Sill Plates are Installed: Minimize Air Leakage


Comprehensive draft protection in a new home includes:

  • A continuous air barrier around the whole house
  • Caulking and sealing in all holes and cracks
  • Installation of sill plates

Poorly sealed homes are less comfortable and cost more to maintain since they open the house to drafts, cold spots, moisture, and insects. Draft protection and air-sealing minimizes air flow that can impede a high-performance insulation system, so being meticulous here means less wasted energy along with enhanced comfort, health, and durability.

Any seams where two different building components come together in the building shell can leak air, and the sill plate where the wall meets the concrete foundation is especially susceptible to air leakage.

The best way to air-seal the sill plate is to place a sill sealer (also called a sill gasket) on the concrete before putting the sill plate down.

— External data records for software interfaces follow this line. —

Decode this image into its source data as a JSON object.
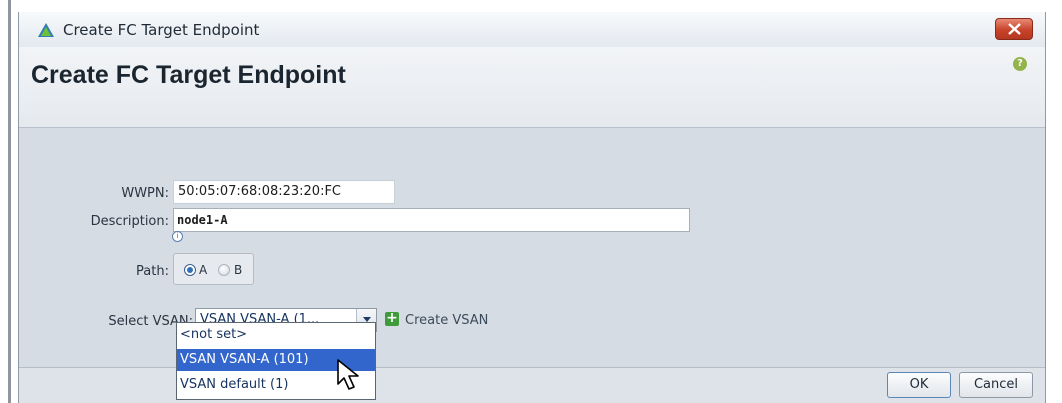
{
  "window": {
    "title": "Create FC Target Endpoint"
  },
  "header": {
    "title": "Create FC Target Endpoint",
    "help_icon": "help-icon"
  },
  "form": {
    "wwpn_label": "WWPN:",
    "wwpn_value": "50:05:07:68:08:23:20:FC",
    "description_label": "Description:",
    "description_value": "node1-A",
    "path_label": "Path:",
    "path_options": [
      {
        "label": "A",
        "selected": true
      },
      {
        "label": "B",
        "selected": false
      }
    ],
    "vsan_label": "Select VSAN:",
    "vsan_selected": "VSAN VSAN-A (1...",
    "create_vsan_label": "Create VSAN"
  },
  "dropdown": {
    "options": [
      "<not set>",
      "VSAN VSAN-A (101)",
      "VSAN default (1)"
    ],
    "highlighted_index": 1
  },
  "footer": {
    "ok_label": "OK",
    "cancel_label": "Cancel"
  },
  "colors": {
    "accent": "#3266cc",
    "close_button": "#c8432a",
    "create_icon": "#3f9b3a"
  }
}
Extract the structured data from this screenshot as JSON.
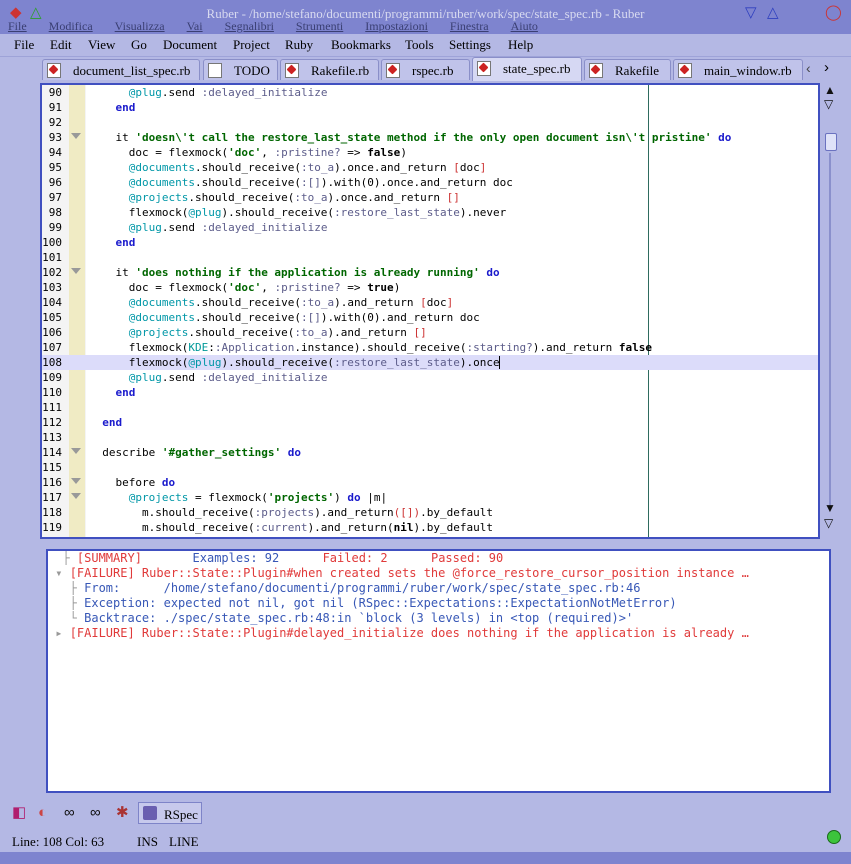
{
  "window": {
    "title": "Ruber - /home/stefano/documenti/programmi/ruber/work/spec/state_spec.rb - Ruber",
    "ghost_menu": [
      "File",
      "Modifica",
      "Visualizza",
      "Vai",
      "Segnalibri",
      "Strumenti",
      "Impostazioni",
      "Finestra",
      "Aiuto"
    ]
  },
  "menubar": [
    "File",
    "Edit",
    "View",
    "Go",
    "Document",
    "Project",
    "Ruby",
    "Bookmarks",
    "Tools",
    "Settings",
    "Help"
  ],
  "tabs": [
    {
      "label": "document_list_spec.rb",
      "active": false
    },
    {
      "label": "TODO",
      "active": false
    },
    {
      "label": "Rakefile.rb",
      "active": false
    },
    {
      "label": "rspec.rb",
      "active": false
    },
    {
      "label": "state_spec.rb",
      "active": true
    },
    {
      "label": "Rakefile",
      "active": false
    },
    {
      "label": "main_window.rb",
      "active": false
    }
  ],
  "editor": {
    "current_line": 108,
    "line_numbers": [
      "90",
      "91",
      "92",
      "93",
      "94",
      "95",
      "96",
      "97",
      "98",
      "99",
      "100",
      "101",
      "102",
      "103",
      "104",
      "105",
      "106",
      "107",
      "108",
      "109",
      "110",
      "111",
      "112",
      "113",
      "114",
      "115",
      "116",
      "117",
      "118",
      "119"
    ],
    "code_lines": [
      "      @plug.send :delayed_initialize",
      "    end",
      "",
      "    it 'doesn\\'t call the restore_last_state method if the only open document isn\\'t pristine' do",
      "      doc = flexmock('doc', :pristine? => false)",
      "      @documents.should_receive(:to_a).once.and_return [doc]",
      "      @documents.should_receive(:[]).with(0).once.and_return doc",
      "      @projects.should_receive(:to_a).once.and_return []",
      "      flexmock(@plug).should_receive(:restore_last_state).never",
      "      @plug.send :delayed_initialize",
      "    end",
      "",
      "    it 'does nothing if the application is already running' do",
      "      doc = flexmock('doc', :pristine? => true)",
      "      @documents.should_receive(:to_a).and_return [doc]",
      "      @documents.should_receive(:[]).with(0).and_return doc",
      "      @projects.should_receive(:to_a).and_return []",
      "      flexmock(KDE::Application.instance).should_receive(:starting?).and_return false",
      "      flexmock(@plug).should_receive(:restore_last_state).once",
      "      @plug.send :delayed_initialize",
      "    end",
      "",
      "  end",
      "",
      "  describe '#gather_settings' do",
      "",
      "    before do",
      "      @projects = flexmock('projects') do |m|",
      "        m.should_receive(:projects).and_return([]).by_default",
      "        m.should_receive(:current).and_return(nil).by_default"
    ],
    "folds": [
      93,
      102,
      114,
      116,
      117
    ]
  },
  "output": {
    "summary_label": "[SUMMARY]",
    "examples": "Examples: 92",
    "failed": "Failed: 2",
    "passed": "Passed: 90",
    "failure1": "[FAILURE] Ruber::State::Plugin#when created sets the @force_restore_cursor_position instance …",
    "from": "From:      /home/stefano/documenti/programmi/ruber/work/spec/state_spec.rb:46",
    "exception": "Exception: expected not nil, got nil (RSpec::Expectations::ExpectationNotMetError)",
    "backtrace": "Backtrace: ./spec/state_spec.rb:48:in `block (3 levels) in <top (required)>'",
    "failure2": "[FAILURE] Ruber::State::Plugin#delayed_initialize does nothing if the application is already …"
  },
  "toolbar": {
    "rspec_label": "RSpec"
  },
  "status": {
    "position": "Line: 108 Col: 63",
    "mode": "INS",
    "selection": "LINE"
  }
}
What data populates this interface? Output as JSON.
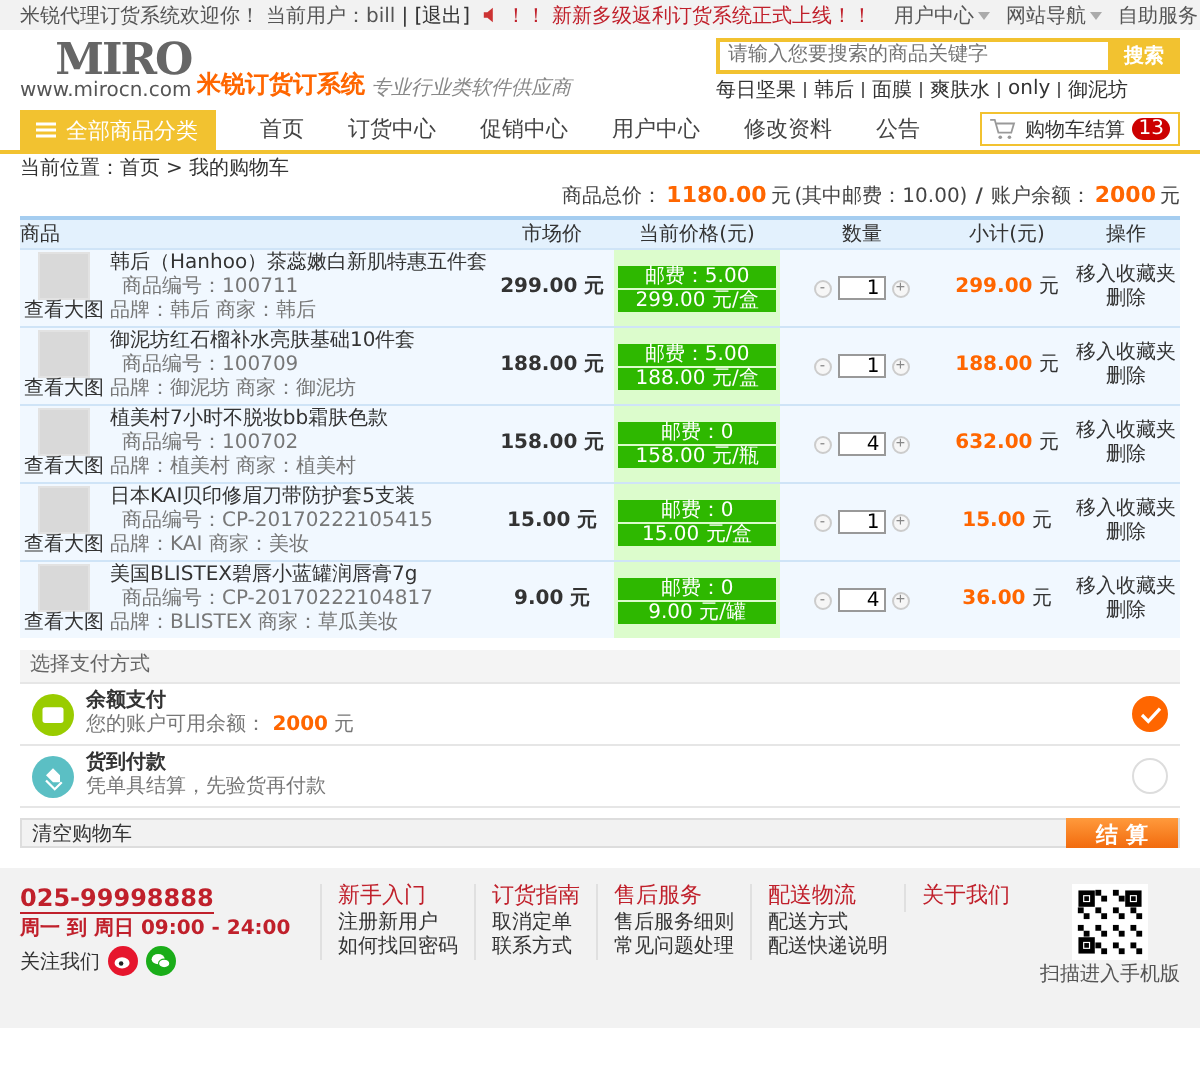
{
  "top_bar": {
    "welcome": "米锐代理订货系统欢迎你！",
    "user_label": "当前用户：bill",
    "logout": "| [退出]",
    "alert_marks": "！！",
    "announcement": "新新多级返利订货系统正式上线！！",
    "menus": [
      "用户中心",
      "网站导航",
      "自助服务"
    ]
  },
  "header": {
    "logo_text": "MIRO",
    "logo_url": "www.mirocn.com",
    "brand": "米锐订货订系统",
    "slogan": "专业行业类软件供应商",
    "search": {
      "placeholder": "请输入您要搜索的商品关键字",
      "button": "搜索"
    },
    "hot_keywords": [
      "每日坚果",
      "韩后",
      "面膜",
      "爽肤水",
      "only",
      "御泥坊"
    ]
  },
  "nav": {
    "category_button": "全部商品分类",
    "items": [
      {
        "label": "首页",
        "selected": false
      },
      {
        "label": "订货中心",
        "selected": false
      },
      {
        "label": "促销中心",
        "selected": false
      },
      {
        "label": "用户中心",
        "selected": false
      },
      {
        "label": "修改资料",
        "selected": false
      },
      {
        "label": "公告",
        "selected": false
      }
    ],
    "cart": {
      "label": "购物车结算",
      "count": "13"
    }
  },
  "breadcrumb": [
    "当前位置：首页",
    ">",
    "我的购物车"
  ],
  "summary": {
    "total_label": "商品总价：",
    "total": "1180.00",
    "total_unit": "元",
    "postage_note": "(其中邮费：10.00)",
    "separator": "/",
    "balance_label": "账户余额：",
    "balance": "2000",
    "balance_unit": "元"
  },
  "table": {
    "columns": [
      "商品",
      "市场价",
      "当前价格(元)",
      "数量",
      "小计(元)",
      "操作"
    ],
    "rows": [
      {
        "name": "韩后（Hanhoo）茶蕊嫩白新肌特惠五件套",
        "code": "商品编号：100711",
        "brand": "品牌：韩后 商家：韩后",
        "view": "查看大图",
        "market_price": "299.00 元",
        "postage": "邮费：5.00",
        "unit_price": "299.00 元/盒",
        "minus": "-",
        "qty": "1",
        "plus": "+",
        "subtotal": "299.00",
        "subtotal_unit": "元",
        "actions": [
          "移入收藏夹",
          "删除"
        ]
      },
      {
        "name": "御泥坊红石榴补水亮肤基础10件套",
        "code": "商品编号：100709",
        "brand": "品牌：御泥坊 商家：御泥坊",
        "view": "查看大图",
        "market_price": "188.00 元",
        "postage": "邮费：5.00",
        "unit_price": "188.00 元/盒",
        "minus": "-",
        "qty": "1",
        "plus": "+",
        "subtotal": "188.00",
        "subtotal_unit": "元",
        "actions": [
          "移入收藏夹",
          "删除"
        ]
      },
      {
        "name": "植美村7小时不脱妆bb霜肤色款",
        "code": "商品编号：100702",
        "brand": "品牌：植美村 商家：植美村",
        "view": "查看大图",
        "market_price": "158.00 元",
        "postage": "邮费：0",
        "unit_price": "158.00 元/瓶",
        "minus": "-",
        "qty": "4",
        "plus": "+",
        "subtotal": "632.00",
        "subtotal_unit": "元",
        "actions": [
          "移入收藏夹",
          "删除"
        ]
      },
      {
        "name": "日本KAI贝印修眉刀带防护套5支装",
        "code": "商品编号：CP-20170222105415",
        "brand": "品牌：KAI 商家：美妆",
        "view": "查看大图",
        "market_price": "15.00 元",
        "postage": "邮费：0",
        "unit_price": "15.00 元/盒",
        "minus": "-",
        "qty": "1",
        "plus": "+",
        "subtotal": "15.00",
        "subtotal_unit": "元",
        "actions": [
          "移入收藏夹",
          "删除"
        ]
      },
      {
        "name": "美国BLISTEX碧唇小蓝罐润唇膏7g",
        "code": "商品编号：CP-20170222104817",
        "brand": "品牌：BLISTEX 商家：草瓜美妆",
        "view": "查看大图",
        "market_price": "9.00 元",
        "postage": "邮费：0",
        "unit_price": "9.00 元/罐",
        "minus": "-",
        "qty": "4",
        "plus": "+",
        "subtotal": "36.00",
        "subtotal_unit": "元",
        "actions": [
          "移入收藏夹",
          "删除"
        ]
      }
    ]
  },
  "payment": {
    "title": "选择支付方式",
    "methods": [
      {
        "kind": "wallet",
        "name": "余额支付",
        "desc": "您的账户可用余额：",
        "amount": "2000",
        "unit": "元",
        "selected": true
      },
      {
        "kind": "tag",
        "name": "货到付款",
        "desc": "凭单具结算，先验货再付款",
        "selected": false
      }
    ]
  },
  "actions": {
    "clear": "清空购物车",
    "checkout": "结 算"
  },
  "footer": {
    "phone": "025-99998888",
    "hours": "周一 到 周日  09:00 - 24:00",
    "follow": "关注我们",
    "columns": [
      {
        "title": "新手入门",
        "links": [
          "注册新用户",
          "如何找回密码"
        ]
      },
      {
        "title": "订货指南",
        "links": [
          "取消定单",
          "联系方式"
        ]
      },
      {
        "title": "售后服务",
        "links": [
          "售后服务细则",
          "常见问题处理"
        ]
      },
      {
        "title": "配送物流",
        "links": [
          "配送方式",
          "配送快递说明"
        ]
      },
      {
        "title": "关于我们"
      }
    ],
    "qr_caption": "扫描进入手机版"
  }
}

  • Lay the sill plate boards along the perimeter of the foundation. Set the edge of the sill plate back from the outside face of the foundation at a distance equal to the thickness of the exterior sheathing. Be sure to mark the locations of the anchor bolts and drill holes for the bolts. Test the boards on the sill to see if they fit and then set them aside for later.
  • If desired, install termite shield so that the outer edge hangs out from the exterior wall and is bent at an angle to form a drip edge and a diverter. Seal the shield to the concrete with epoxy and glue joints in the flashing with epoxy. Another option is to solder the joints.
  • Roll out sill sealer along the perimeter of the foundation wall, pressing down and cutting if necessary to allow anchor bolts to come through the sealer. Next, apply caulk around anchor bolts.
  • Lay sill board back in place over termite shield, sill sealer, and anchor bolts and secure with washers and nuts.